> [Problem to solve]: Go through the material and return every line that contains the string "Manager".

┌─ Extracted data

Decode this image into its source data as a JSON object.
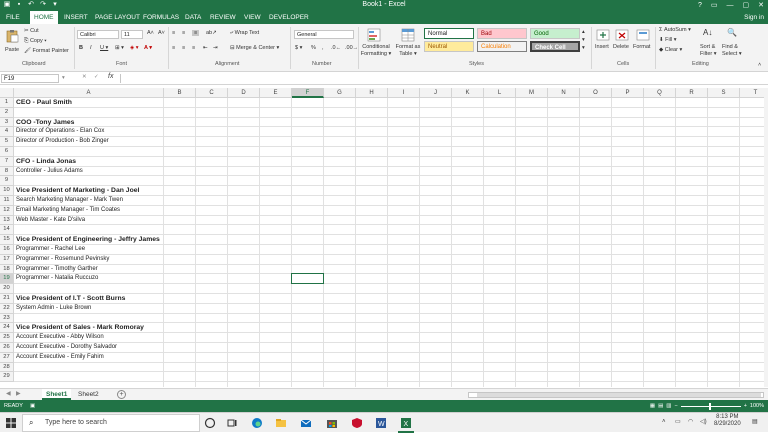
{
  "window": {
    "title": "Book1 - Excel"
  },
  "tabs": [
    "FILE",
    "HOME",
    "INSERT",
    "PAGE LAYOUT",
    "FORMULAS",
    "DATA",
    "REVIEW",
    "VIEW",
    "DEVELOPER"
  ],
  "signin": "Sign in",
  "ribbon": {
    "clipboard": {
      "paste": "Paste",
      "cut": "Cut",
      "copy": "Copy",
      "format_painter": "Format Painter",
      "label": "Clipboard"
    },
    "font": {
      "name": "Calibri",
      "size": "11",
      "label": "Font"
    },
    "alignment": {
      "wrap": "Wrap Text",
      "merge": "Merge & Center",
      "label": "Alignment"
    },
    "number": {
      "format": "General",
      "label": "Number"
    },
    "styles": {
      "cond": "Conditional Formatting",
      "cond_l1": "Conditional",
      "cond_l2": "Formatting",
      "format_as": "Format as",
      "table": "Table",
      "normal": "Normal",
      "bad": "Bad",
      "good": "Good",
      "neutral": "Neutral",
      "calculation": "Calculation",
      "check": "Check Cell",
      "label": "Styles"
    },
    "cells": {
      "insert": "Insert",
      "delete": "Delete",
      "format": "Format",
      "label": "Cells"
    },
    "editing": {
      "autosum": "AutoSum",
      "fill": "Fill",
      "clear": "Clear",
      "sort": "Sort &",
      "filter": "Filter",
      "find": "Find &",
      "select": "Select",
      "label": "Editing"
    }
  },
  "formula_bar": {
    "name_box": "F19",
    "fx": "fx",
    "content": ""
  },
  "columns": [
    "A",
    "B",
    "C",
    "D",
    "E",
    "F",
    "G",
    "H",
    "I",
    "J",
    "K",
    "L",
    "M",
    "N",
    "O",
    "P",
    "Q",
    "R",
    "S",
    "T"
  ],
  "selected_column": "F",
  "selected_row": "19",
  "rows": [
    "1",
    "2",
    "3",
    "4",
    "5",
    "6",
    "7",
    "8",
    "9",
    "10",
    "11",
    "12",
    "13",
    "14",
    "15",
    "16",
    "17",
    "18",
    "19",
    "20",
    "21",
    "22",
    "23",
    "24",
    "25",
    "26",
    "27",
    "28",
    "29"
  ],
  "cells": [
    {
      "row": 1,
      "text": "CEO - Paul Smith",
      "bold": true
    },
    {
      "row": 3,
      "text": "COO -Tony James",
      "bold": true
    },
    {
      "row": 4,
      "text": "Director of Operations - Elan Cox",
      "bold": false
    },
    {
      "row": 5,
      "text": "Director of Production - Bob Zinger",
      "bold": false
    },
    {
      "row": 7,
      "text": "CFO - Linda Jonas",
      "bold": true
    },
    {
      "row": 8,
      "text": "Controller - Julius Adams",
      "bold": false
    },
    {
      "row": 10,
      "text": "Vice President of Marketing - Dan Joel",
      "bold": true
    },
    {
      "row": 11,
      "text": "Search Marketing Manager - Mark Twen",
      "bold": false
    },
    {
      "row": 12,
      "text": "Email Marketing Manager - Tim Coates",
      "bold": false
    },
    {
      "row": 13,
      "text": "Web Master - Kate D'silva",
      "bold": false
    },
    {
      "row": 15,
      "text": "Vice President of Engineering - Jeffry James",
      "bold": true
    },
    {
      "row": 16,
      "text": "Programmer - Rachel Lee",
      "bold": false
    },
    {
      "row": 17,
      "text": "Programmer - Rosemund Pevinsky",
      "bold": false
    },
    {
      "row": 18,
      "text": "Programmer - Timothy Garther",
      "bold": false
    },
    {
      "row": 19,
      "text": "Programmer - Natalia Ruccuzo",
      "bold": false
    },
    {
      "row": 21,
      "text": "Vice President of I.T - Scott Burns",
      "bold": true
    },
    {
      "row": 22,
      "text": "System Admin - Luke Brown",
      "bold": false
    },
    {
      "row": 24,
      "text": "Vice President of Sales - Mark Romoray",
      "bold": true
    },
    {
      "row": 25,
      "text": "Account Executive - Abby Wilson",
      "bold": false
    },
    {
      "row": 26,
      "text": "Account Executive - Dorothy Salvador",
      "bold": false
    },
    {
      "row": 27,
      "text": "Account Executive - Emily Fahim",
      "bold": false
    }
  ],
  "sheets": [
    "Sheet1",
    "Sheet2"
  ],
  "active_sheet": "Sheet1",
  "status": {
    "ready": "READY",
    "zoom": "100%"
  },
  "taskbar": {
    "search_placeholder": "Type here to search",
    "time": "8:13 PM",
    "date": "8/29/2020"
  },
  "colors": {
    "excel_green": "#217346",
    "bad_bg": "#ffc7ce",
    "good_bg": "#c6efce",
    "neutral_bg": "#ffeb9c",
    "check_bg": "#a5a5a5"
  }
}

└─

> [Your solution]:
      "text": "Search Marketing Manager - Mark Twen",
      "text": "Email Marketing Manager - Tim Coates",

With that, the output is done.